- _What you will do_
Filter the records for lines holding the string "cock".

══════════

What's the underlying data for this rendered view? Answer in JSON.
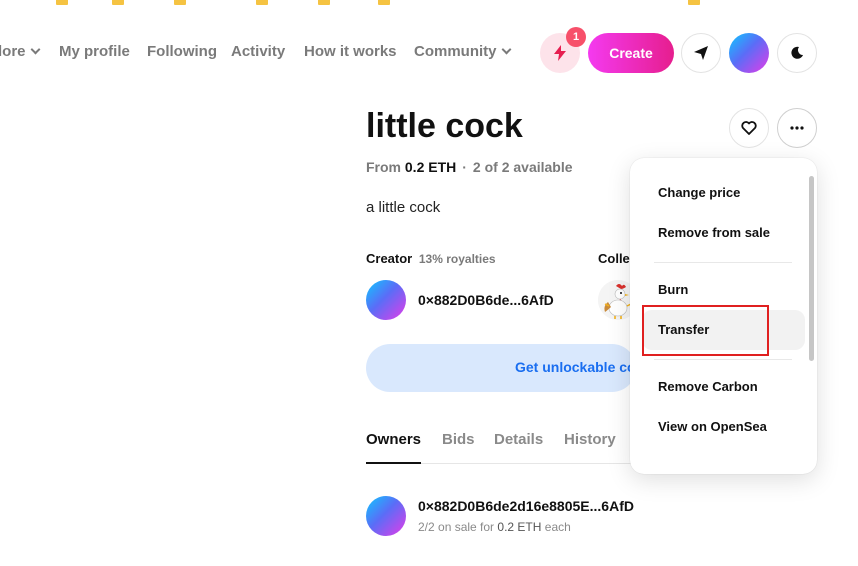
{
  "nav": {
    "explore_partial": "lore",
    "items": [
      "My profile",
      "Following",
      "Activity",
      "How it works"
    ],
    "community": "Community"
  },
  "header": {
    "notifications_count": "1",
    "create_label": "Create"
  },
  "item": {
    "title": "little cock",
    "price_prefix": "From",
    "price": "0.2 ETH",
    "availability": "2 of 2 available",
    "description": "a little cock"
  },
  "creator": {
    "label": "Creator",
    "royalties": "13% royalties",
    "address": "0×882D0B6de...6AfD"
  },
  "collection": {
    "label_partial": "Colle"
  },
  "unlock": {
    "label_partial": "Get unlockable co"
  },
  "tabs": [
    "Owners",
    "Bids",
    "Details",
    "History"
  ],
  "owner": {
    "address": "0×882D0B6de2d16e8805E...6AfD",
    "sale_prefix": "2/2 on sale for",
    "sale_price": "0.2 ETH",
    "sale_suffix": "each"
  },
  "menu": {
    "items": [
      "Change price",
      "Remove from sale",
      "Burn",
      "Transfer",
      "Remove Carbon",
      "View on OpenSea"
    ]
  },
  "colors": {
    "accent_pink": "#e61e8e",
    "unlock_bg": "#d9e8fd",
    "unlock_text": "#1a6ef0",
    "highlight": "#e02020"
  }
}
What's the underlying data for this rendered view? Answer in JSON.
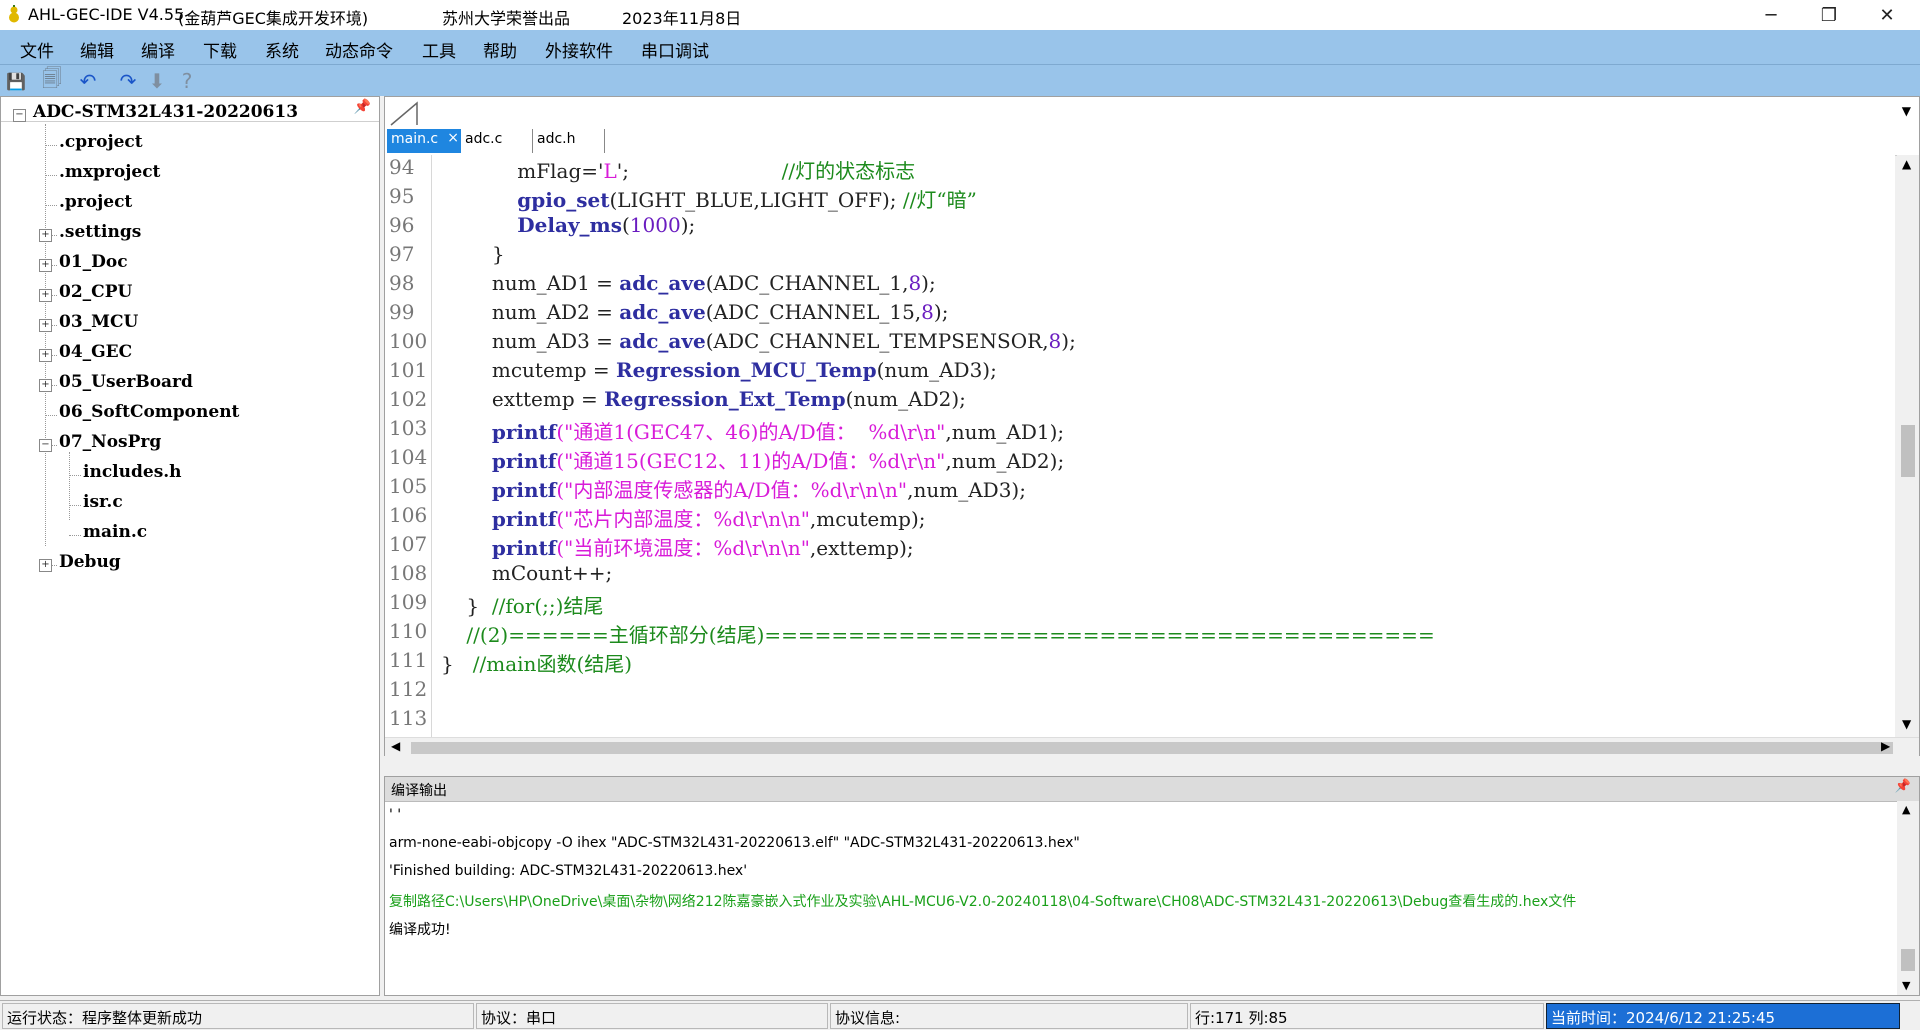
{
  "window": {
    "title": "AHL-GEC-IDE V4.55",
    "subtitle": "(金葫芦GEC集成开发环境)",
    "org": "苏州大学荣誉出品",
    "date": "2023年11月8日",
    "minimize_icon": "─",
    "maximize_icon": "❐",
    "close_icon": "✕"
  },
  "menu": [
    "文件",
    "编辑",
    "编译",
    "下载",
    "系统",
    "动态命令",
    "工具",
    "帮助",
    "外接软件",
    "串口调试"
  ],
  "toolbar": {
    "save_icon": "💾",
    "save_all_icon": "🗐",
    "undo_icon": "↶",
    "redo_icon": "↷",
    "down_icon": "⬇",
    "help_icon": "?"
  },
  "tree": {
    "root": "ADC-STM32L431-20220613",
    "pin_icon": "📌",
    "items": [
      {
        "label": ".cproject",
        "toggle": ""
      },
      {
        "label": ".mxproject",
        "toggle": ""
      },
      {
        "label": ".project",
        "toggle": ""
      },
      {
        "label": ".settings",
        "toggle": "+"
      },
      {
        "label": "01_Doc",
        "toggle": "+"
      },
      {
        "label": "02_CPU",
        "toggle": "+"
      },
      {
        "label": "03_MCU",
        "toggle": "+"
      },
      {
        "label": "04_GEC",
        "toggle": "+"
      },
      {
        "label": "05_UserBoard",
        "toggle": "+"
      },
      {
        "label": "06_SoftComponent",
        "toggle": ""
      },
      {
        "label": "07_NosPrg",
        "toggle": "−"
      },
      {
        "label": "includes.h",
        "toggle": "",
        "child": true
      },
      {
        "label": "isr.c",
        "toggle": "",
        "child": true
      },
      {
        "label": "main.c",
        "toggle": "",
        "child": true
      },
      {
        "label": "Debug",
        "toggle": "+"
      }
    ]
  },
  "editor": {
    "tabs": [
      "main.c",
      "adc.c",
      "adc.h"
    ],
    "tab_close": "×",
    "dropdown_icon": "▼",
    "lines": [
      {
        "n": "94",
        "code": [
          [
            "plain",
            "            mFlag='"
          ],
          [
            "str",
            "L"
          ],
          [
            "plain",
            "';                        "
          ],
          [
            "cmt",
            "//灯的状态标志"
          ]
        ]
      },
      {
        "n": "95",
        "code": [
          [
            "plain",
            "            "
          ],
          [
            "kw",
            "gpio_set"
          ],
          [
            "plain",
            "(LIGHT_BLUE,LIGHT_OFF); "
          ],
          [
            "cmt",
            "//灯“暗”"
          ]
        ]
      },
      {
        "n": "96",
        "code": [
          [
            "plain",
            "            "
          ],
          [
            "kw",
            "Delay_ms"
          ],
          [
            "plain",
            "("
          ],
          [
            "num",
            "1000"
          ],
          [
            "plain",
            ");"
          ]
        ]
      },
      {
        "n": "97",
        "code": [
          [
            "plain",
            "        }"
          ]
        ]
      },
      {
        "n": "98",
        "code": [
          [
            "plain",
            "        num_AD1 = "
          ],
          [
            "kw",
            "adc_ave"
          ],
          [
            "plain",
            "(ADC_CHANNEL_1,"
          ],
          [
            "num",
            "8"
          ],
          [
            "plain",
            ");"
          ]
        ]
      },
      {
        "n": "99",
        "code": [
          [
            "plain",
            "        num_AD2 = "
          ],
          [
            "kw",
            "adc_ave"
          ],
          [
            "plain",
            "(ADC_CHANNEL_15,"
          ],
          [
            "num",
            "8"
          ],
          [
            "plain",
            ");"
          ]
        ]
      },
      {
        "n": "100",
        "code": [
          [
            "plain",
            "        num_AD3 = "
          ],
          [
            "kw",
            "adc_ave"
          ],
          [
            "plain",
            "(ADC_CHANNEL_TEMPSENSOR,"
          ],
          [
            "num",
            "8"
          ],
          [
            "plain",
            ");"
          ]
        ]
      },
      {
        "n": "101",
        "code": [
          [
            "plain",
            "        mcutemp = "
          ],
          [
            "kw",
            "Regression_MCU_Temp"
          ],
          [
            "plain",
            "(num_AD3);"
          ]
        ]
      },
      {
        "n": "102",
        "code": [
          [
            "plain",
            "        exttemp = "
          ],
          [
            "kw",
            "Regression_Ext_Temp"
          ],
          [
            "plain",
            "(num_AD2);"
          ]
        ]
      },
      {
        "n": "103",
        "code": [
          [
            "plain",
            "        "
          ],
          [
            "kw",
            "printf"
          ],
          [
            "str",
            "(\"通道1(GEC47、46)的A/D值：  %d\\r\\n\""
          ],
          [
            "plain",
            ",num_AD1);"
          ]
        ]
      },
      {
        "n": "104",
        "code": [
          [
            "plain",
            "        "
          ],
          [
            "kw",
            "printf"
          ],
          [
            "str",
            "(\"通道15(GEC12、11)的A/D值：%d\\r\\n\""
          ],
          [
            "plain",
            ",num_AD2);"
          ]
        ]
      },
      {
        "n": "105",
        "code": [
          [
            "plain",
            "        "
          ],
          [
            "kw",
            "printf"
          ],
          [
            "str",
            "(\"内部温度传感器的A/D值：%d\\r\\n\\n\""
          ],
          [
            "plain",
            ",num_AD3);"
          ]
        ]
      },
      {
        "n": "106",
        "code": [
          [
            "plain",
            "        "
          ],
          [
            "kw",
            "printf"
          ],
          [
            "str",
            "(\"芯片内部温度：%d\\r\\n\\n\""
          ],
          [
            "plain",
            ",mcutemp);"
          ]
        ]
      },
      {
        "n": "107",
        "code": [
          [
            "plain",
            "        "
          ],
          [
            "kw",
            "printf"
          ],
          [
            "str",
            "(\"当前环境温度：%d\\r\\n\\n\""
          ],
          [
            "plain",
            ",exttemp);"
          ]
        ]
      },
      {
        "n": "108",
        "code": [
          [
            "plain",
            "        mCount++;"
          ]
        ]
      },
      {
        "n": "109",
        "code": [
          [
            "plain",
            "    }  "
          ],
          [
            "cmt",
            "//for(;;)结尾"
          ]
        ]
      },
      {
        "n": "110",
        "code": [
          [
            "cmt",
            "    //(2)======主循环部分(结尾)========================================"
          ]
        ]
      },
      {
        "n": "111",
        "code": [
          [
            "plain",
            "}   "
          ],
          [
            "cmt",
            "//main函数(结尾)"
          ]
        ]
      },
      {
        "n": "112",
        "code": []
      },
      {
        "n": "113",
        "code": []
      }
    ]
  },
  "output": {
    "title": "编译输出",
    "pin_icon": "📌",
    "lines": [
      {
        "text": "' '",
        "color": "#000000"
      },
      {
        "text": "arm-none-eabi-objcopy -O ihex \"ADC-STM32L431-20220613.elf\"  \"ADC-STM32L431-20220613.hex\"",
        "color": "#000000"
      },
      {
        "text": "'Finished building: ADC-STM32L431-20220613.hex'",
        "color": "#000000"
      },
      {
        "text": "复制路径C:\\Users\\HP\\OneDrive\\桌面\\杂物\\网络212陈嘉豪嵌入式作业及实验\\AHL-MCU6-V2.0-20240118\\04-Software\\CH08\\ADC-STM32L431-20220613\\Debug查看生成的.hex文件",
        "color": "#1aa01a"
      },
      {
        "text": "编译成功!",
        "color": "#000000"
      }
    ]
  },
  "status": {
    "run_state": "运行状态：程序整体更新成功",
    "protocol": "协议：串口",
    "protocol_info": "协议信息:",
    "position": "行:171 列:85",
    "time": "当前时间：2024/6/12 21:25:45"
  }
}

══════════

- _Output below_
    "title": "little cock",
    "description": "a little cock"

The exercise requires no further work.